··· Entries shown

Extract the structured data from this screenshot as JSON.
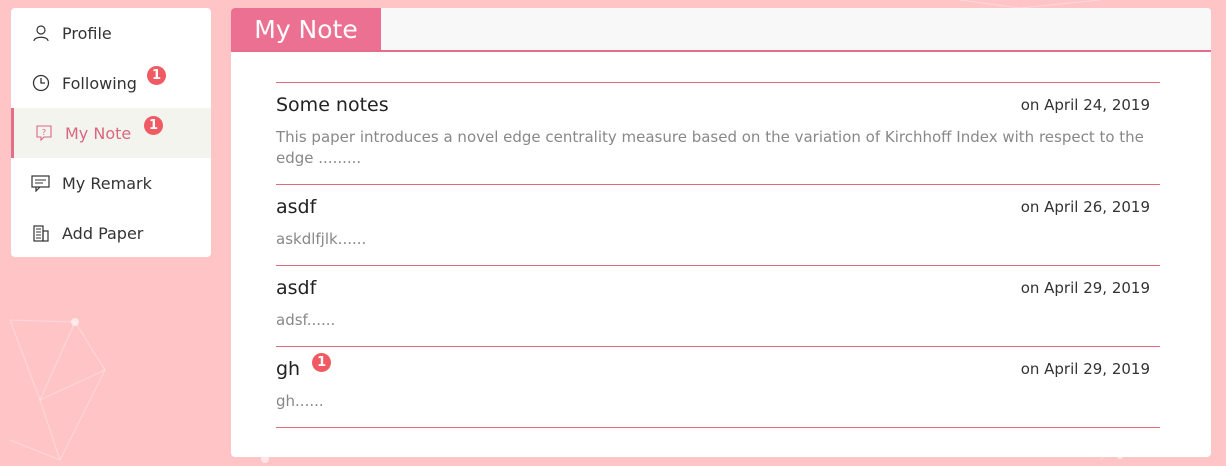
{
  "sidebar": {
    "items": [
      {
        "label": "Profile",
        "icon": "user-icon"
      },
      {
        "label": "Following",
        "icon": "clock-icon",
        "badge": "1"
      },
      {
        "label": "My Note",
        "icon": "note-icon",
        "badge": "1",
        "active": true
      },
      {
        "label": "My Remark",
        "icon": "comment-icon"
      },
      {
        "label": "Add Paper",
        "icon": "building-icon"
      }
    ]
  },
  "main": {
    "title": "My Note",
    "notes": [
      {
        "title": "Some notes",
        "date": "on April 24, 2019",
        "desc": "This paper introduces a novel edge centrality measure based on the variation of Kirchhoff Index with respect to the edge ........."
      },
      {
        "title": "asdf",
        "date": "on April 26, 2019",
        "desc": "askdlfjlk......"
      },
      {
        "title": "asdf",
        "date": "on April 29, 2019",
        "desc": "adsf......"
      },
      {
        "title": "gh",
        "date": "on April 29, 2019",
        "desc": "gh......",
        "badge": "1"
      }
    ]
  },
  "colors": {
    "background": "#ffc4c6",
    "accent": "#ec7091",
    "badge": "#f05b63",
    "divider": "#e06c79"
  }
}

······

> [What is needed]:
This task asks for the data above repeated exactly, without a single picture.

> [Result of the exercise]:
Extract the structured data from this screenshot as JSON.
{
  "sidebar": {
    "items": [
      {
        "label": "Profile",
        "icon": "user-icon"
      },
      {
        "label": "Following",
        "icon": "clock-icon",
        "badge": "1"
      },
      {
        "label": "My Note",
        "icon": "note-icon",
        "badge": "1",
        "active": true
      },
      {
        "label": "My Remark",
        "icon": "comment-icon"
      },
      {
        "label": "Add Paper",
        "icon": "building-icon"
      }
    ]
  },
  "main": {
    "title": "My Note",
    "notes": [
      {
        "title": "Some notes",
        "date": "on April 24, 2019",
        "desc": "This paper introduces a novel edge centrality measure based on the variation of Kirchhoff Index with respect to the edge ........."
      },
      {
        "title": "asdf",
        "date": "on April 26, 2019",
        "desc": "askdlfjlk......"
      },
      {
        "title": "asdf",
        "date": "on April 29, 2019",
        "desc": "adsf......"
      },
      {
        "title": "gh",
        "date": "on April 29, 2019",
        "desc": "gh......",
        "badge": "1"
      }
    ]
  },
  "colors": {
    "background": "#ffc4c6",
    "accent": "#ec7091",
    "badge": "#f05b63",
    "divider": "#e06c79"
  }
}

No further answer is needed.